If we don’t look at that girl who is already with her mother, but in 120 years, then we won’t understand what we are doing. We are not going to be able to explain it to our own colleagues. And much less will be understood by people, organizations and sister people from other geographies.
We can now survive the storm as Zapatista communities that we are. But now it is not only about that, but about going through this and other storms that will come, it’s about surviving the night, and reaching that morning, 120 years from now, where a girl begins to learn that being free is also being responsible for that freedom.
For that, looking at that girl there in the distance, we are going to make the changes and adjustments that we have been discussing and agreeing on together in these years, and that we have already consulted with all the Zapatista peoples.
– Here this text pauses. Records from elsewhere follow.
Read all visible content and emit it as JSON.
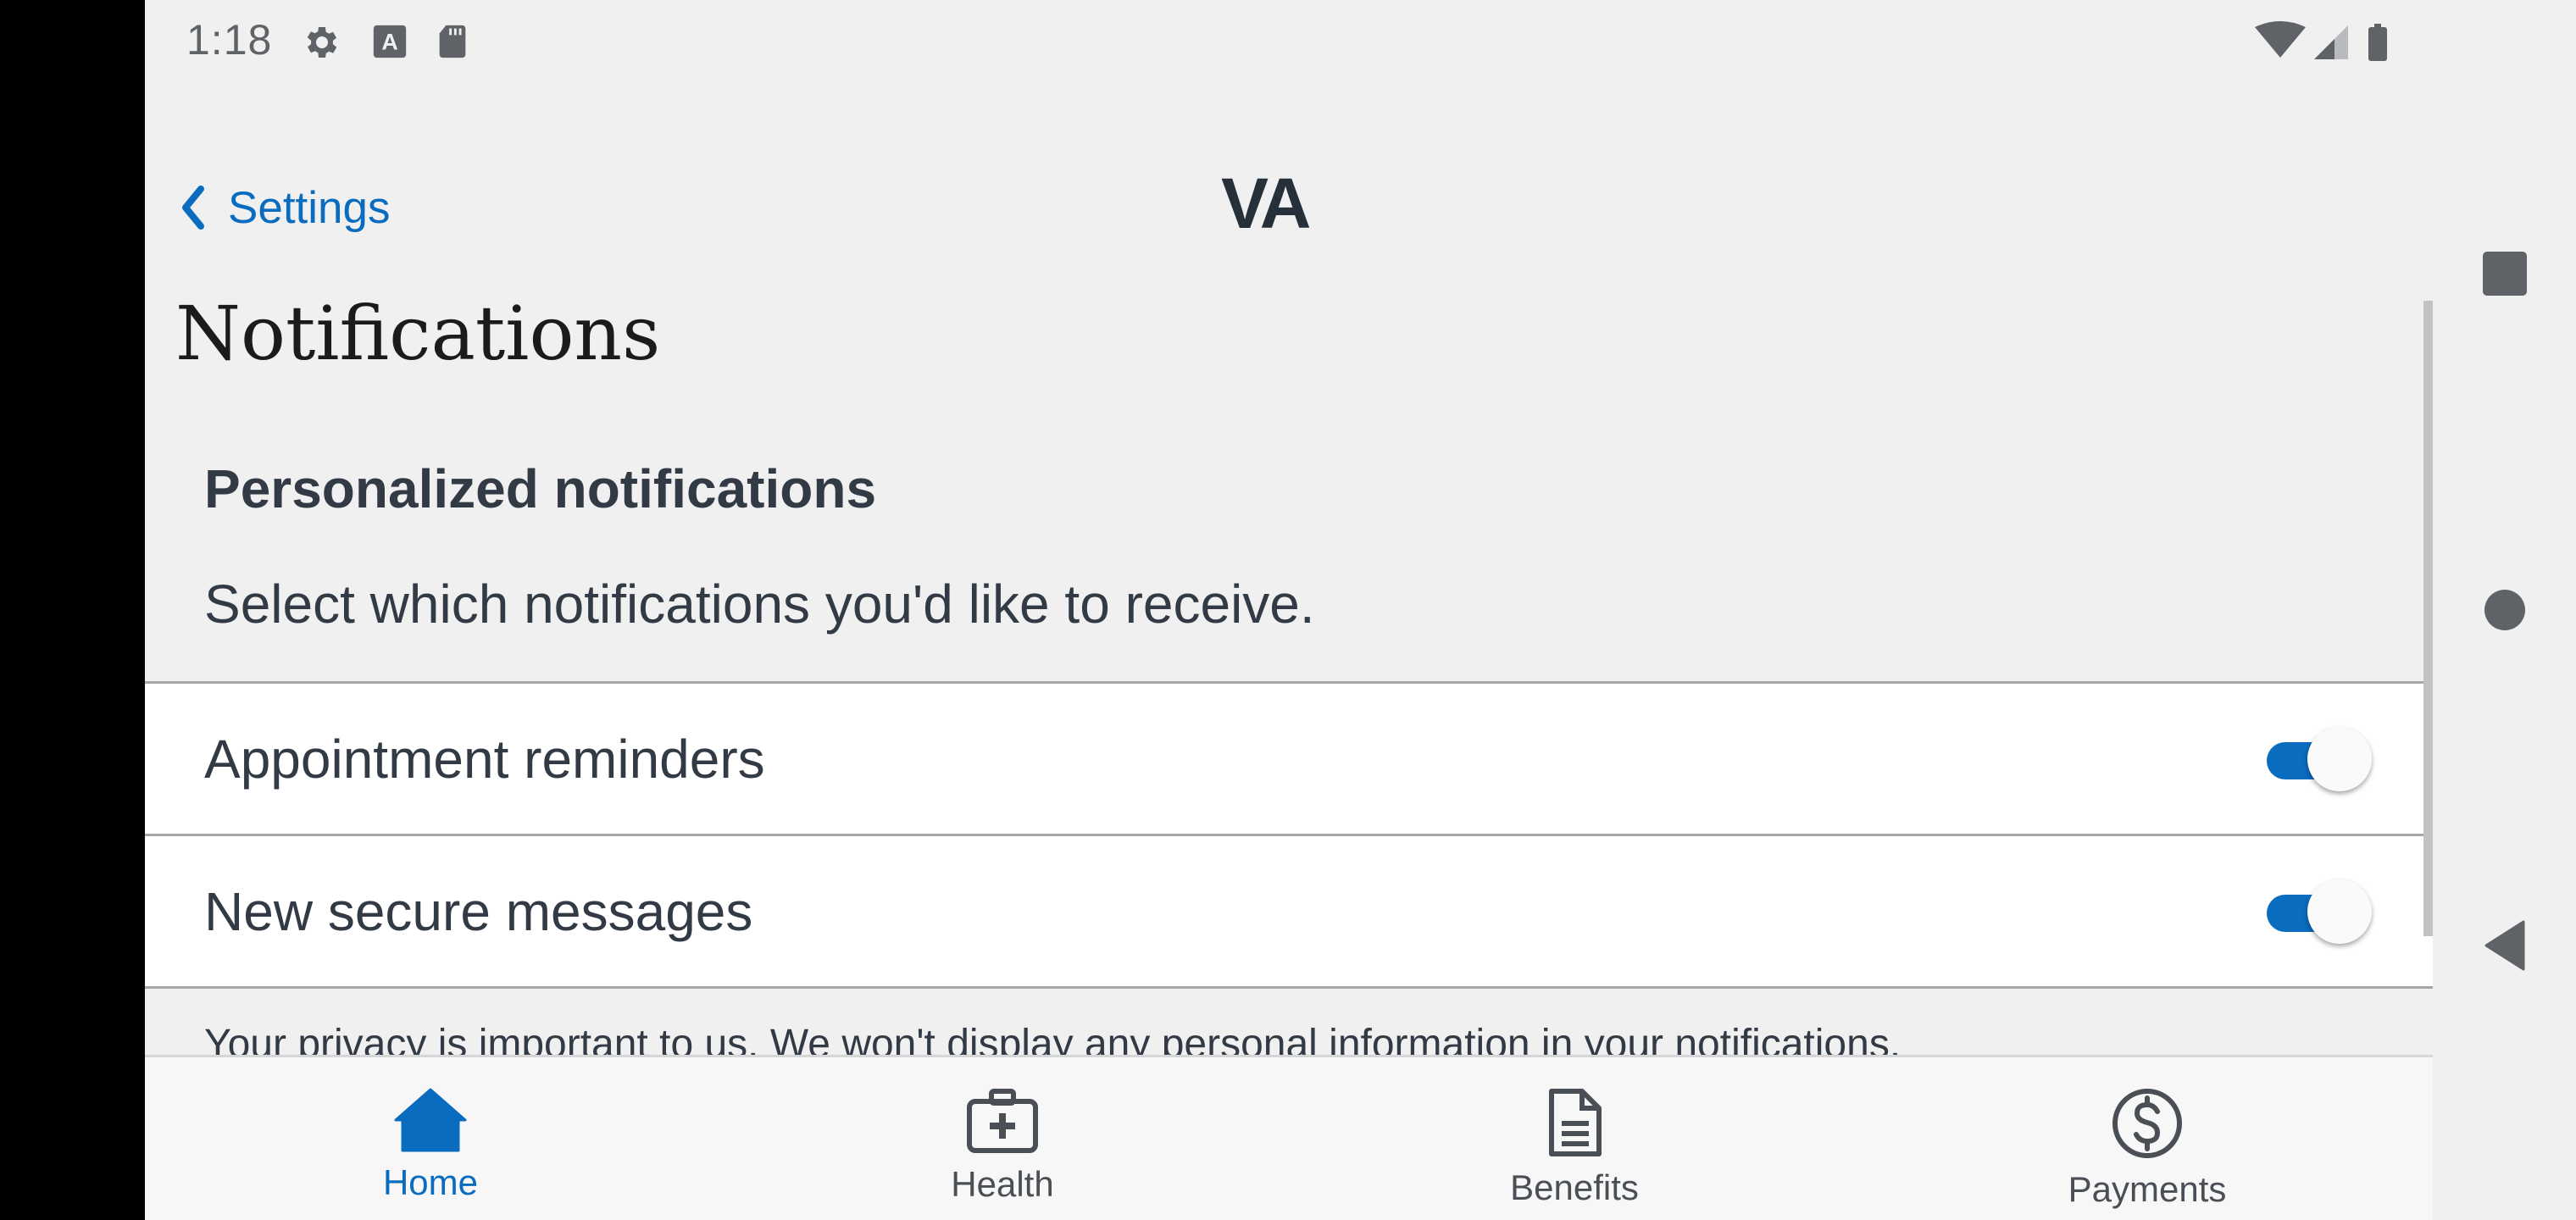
{
  "status_bar": {
    "time": "1:18",
    "left_icons": [
      "settings-gear-icon",
      "text-a-icon",
      "sd-card-icon"
    ],
    "right_icons": [
      "wifi-icon",
      "cell-signal-icon",
      "battery-icon"
    ]
  },
  "header": {
    "back_label": "Settings",
    "logo_text": "VA"
  },
  "page": {
    "title": "Notifications",
    "section_title": "Personalized notifications",
    "section_description": "Select which notifications you'd like to receive.",
    "settings": [
      {
        "label": "Appointment reminders",
        "enabled": true
      },
      {
        "label": "New secure messages",
        "enabled": true
      }
    ],
    "privacy_text": "Your privacy is important to us. We won't display any personal information in your notifications."
  },
  "bottom_nav": {
    "items": [
      {
        "label": "Home",
        "icon": "home-icon",
        "active": true
      },
      {
        "label": "Health",
        "icon": "medical-kit-icon",
        "active": false
      },
      {
        "label": "Benefits",
        "icon": "document-icon",
        "active": false
      },
      {
        "label": "Payments",
        "icon": "dollar-circle-icon",
        "active": false
      }
    ]
  },
  "system_nav": [
    "recents-square-icon",
    "home-circle-icon",
    "back-triangle-icon"
  ],
  "colors": {
    "accent": "#0a6cbf",
    "background": "#f0f0f0",
    "text": "#323a45"
  }
}
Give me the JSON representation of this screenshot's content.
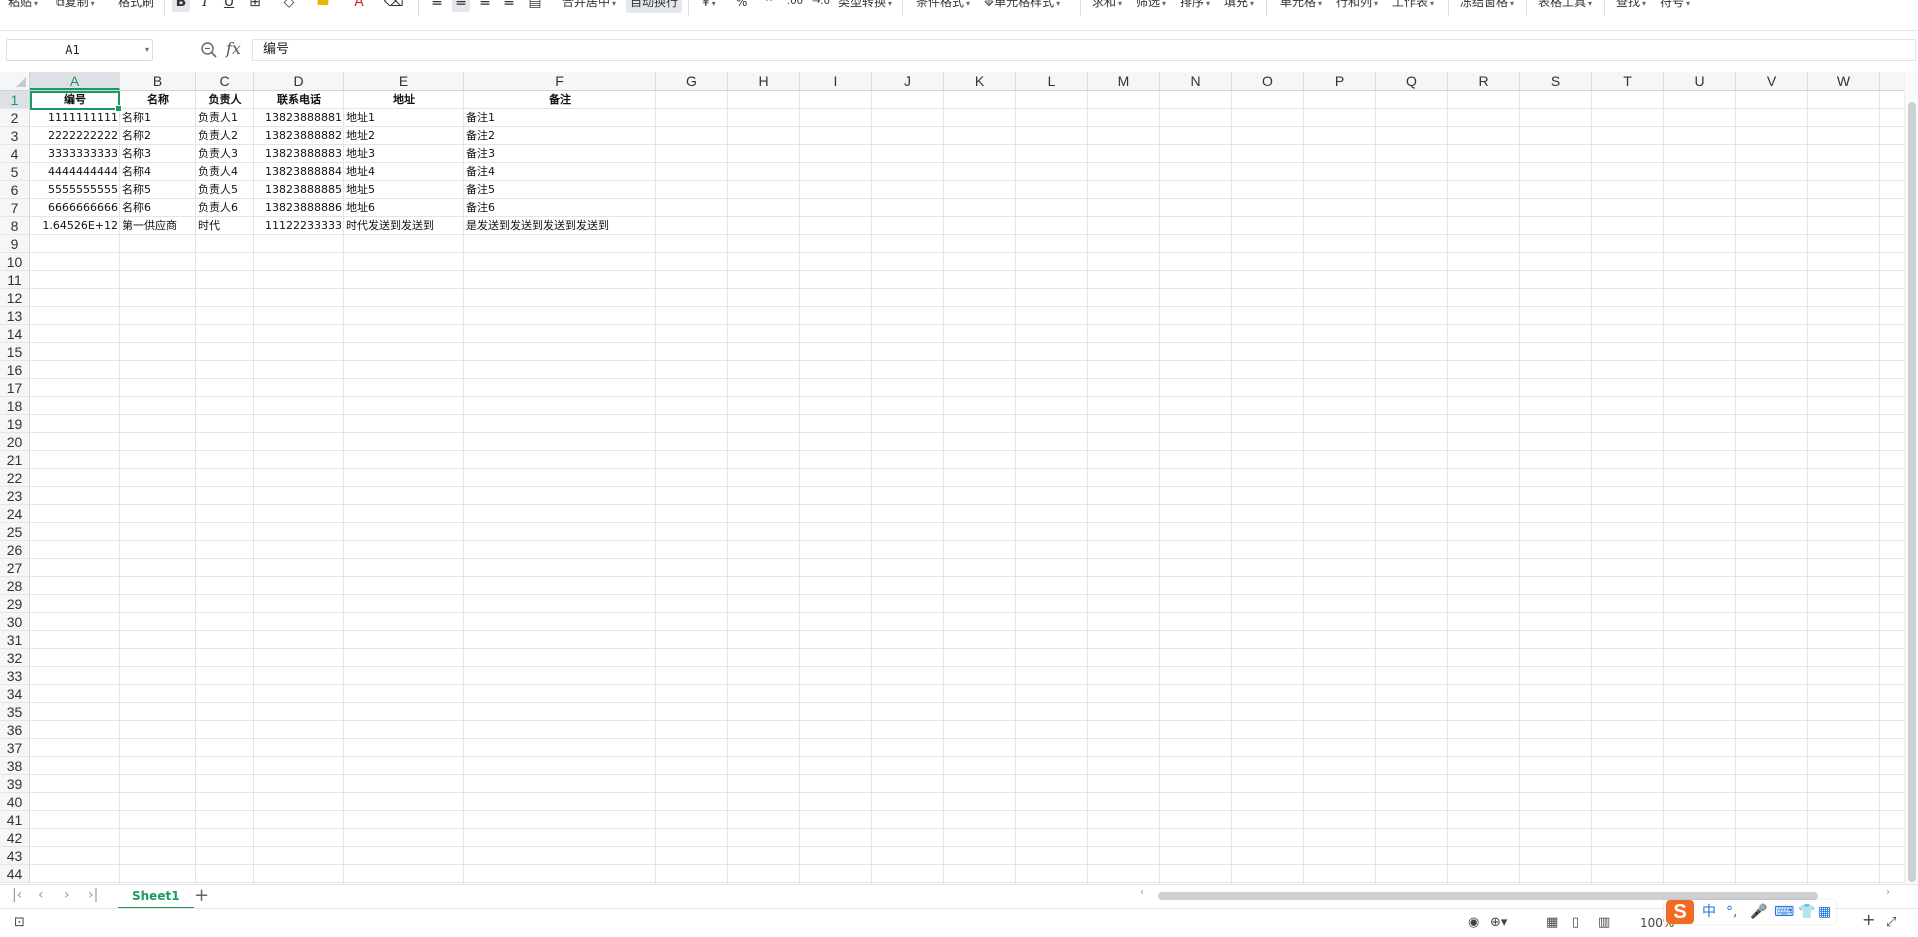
{
  "ribbon": {
    "paste": "粘贴",
    "copy": "复制",
    "format_painter": "格式刷",
    "merge_center": "合并居中",
    "wrap_text": "自动换行",
    "currency": "¥",
    "percent": "%",
    "type_convert": "类型转换",
    "conditional_format": "条件格式",
    "cell_style": "单元格样式",
    "sum": "求和",
    "filter": "筛选",
    "sort": "排序",
    "fill": "填充",
    "cell": "单元格",
    "row_col": "行和列",
    "worksheet": "工作表",
    "freeze": "冻结窗格",
    "table_tools": "表格工具",
    "find": "查找",
    "symbol": "符号"
  },
  "formula_bar": {
    "name_box": "A1",
    "fx": "fx",
    "content": "编号"
  },
  "columns": [
    "A",
    "B",
    "C",
    "D",
    "E",
    "F",
    "G",
    "H",
    "I",
    "J",
    "K",
    "L",
    "M",
    "N",
    "O",
    "P",
    "Q",
    "R",
    "S",
    "T",
    "U",
    "V",
    "W"
  ],
  "rows_visible": 44,
  "header_row": [
    "编号",
    "名称",
    "负责人",
    "联系电话",
    "地址",
    "备注"
  ],
  "data_rows": [
    [
      "1111111111",
      "名称1",
      "负责人1",
      "13823888881",
      "地址1",
      "备注1"
    ],
    [
      "2222222222",
      "名称2",
      "负责人2",
      "13823888882",
      "地址2",
      "备注2"
    ],
    [
      "3333333333",
      "名称3",
      "负责人3",
      "13823888883",
      "地址3",
      "备注3"
    ],
    [
      "4444444444",
      "名称4",
      "负责人4",
      "13823888884",
      "地址4",
      "备注4"
    ],
    [
      "5555555555",
      "名称5",
      "负责人5",
      "13823888885",
      "地址5",
      "备注5"
    ],
    [
      "6666666666",
      "名称6",
      "负责人6",
      "13823888886",
      "地址6",
      "备注6"
    ],
    [
      "1.64526E+12",
      "第一供应商",
      "时代",
      "11122233333",
      "时代发送到发送到",
      "是发送到发送到发送到发送到"
    ]
  ],
  "sheet_tabs": [
    "Sheet1"
  ],
  "status": {
    "zoom": "100%",
    "ime_label": "中"
  },
  "colors": {
    "accent": "#1b9a5f",
    "ime": "#f36b22"
  }
}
If someone thinks that we are going to receive a prize, or a statue, or a museum, or some golden letters in history, or payment, or gratitude; well, it’s time for him to look elsewhere. Because the only thing we are going to receive is that, when we are about to die, we will be able to say “I did my part” and know that it is not a lie.
Subcomandante Insurgente Moisés remained silent, as if waiting for someone to walk out. Nobody did. They continued discussing, contributing, planning. Lunch time arrived and they came to ask when they were going to stop to rest.
Subcomandante Insurgente Moisés answered: “After a while, within 120 years.”
I’m going to be honest with you, as usual. I, the captain, can dream of that moment when a girl is born without fear, that she is free and that she takes responsibility for what she does and what she does not do. I can also imagine it. I could even write a short story or a tale about it. But these women and men that I have in front of me and by my side, Zapatista indigenous people all of Mayan roots, my bosses, do not dream or imagine that girl. They see her, they look at her. And they know what they have to do so that that girl is born, walks, plays, learns and grows in another world… in 120 years.
Just as clearly as when they look at the mountain. There is something in their gaze, as if they were looking beyond time and space. They look at the tortilla, the tamales and the pozol on the table. And they know that it is not for them, but for a girl who is not even in the intention of those who will be her parents, because they have not been born. Neither them, nor their parents, nor their grandparents, nor their great-grandparents, nor their great-great-grandparents, and so on up to 7 generations. Seven generations that begin to count from this Dení, the First Generation Dení.
I tell you, we are going to achieve it. It’s just that it’s going to take a little time, but not much either.
Just a little over a century.
From the mountains of the Mexican southeast.
Capitán Insurgente Marcos.
Mexico, November 2023.
P.S.- Every bomb that falls in Gaza also falls in the capitals and major cities of the world, it’s just yhat they haven’t realized it yet. From the rubble the horror of tomorrow’s war will be born.
P.S. SEVERAL WARS BEFORE (the day before, almost 120 years ago):
– “Wouldn’t it be better to declare war frankly?
The professor answered simply: -Our Government undoubtedly wants others to declare it. The role of the victim is always the most pleasant and justifies all subsequent decisions, no matter how extreme they may seem. Over there we have people who live well and do not want war. It is convenient to make them believe that it is the enemies who impose it on us, so that they feel the need to defend themselves. Only superior spirits come to the conviction that great advances are only achieved with the sword, and that war, as our great Treitschke said, is the highest form of progress.” The Four Horsemen of the Apocalypse (1916). by Vicente Blasco Ibáñez (Spain 1867-1928).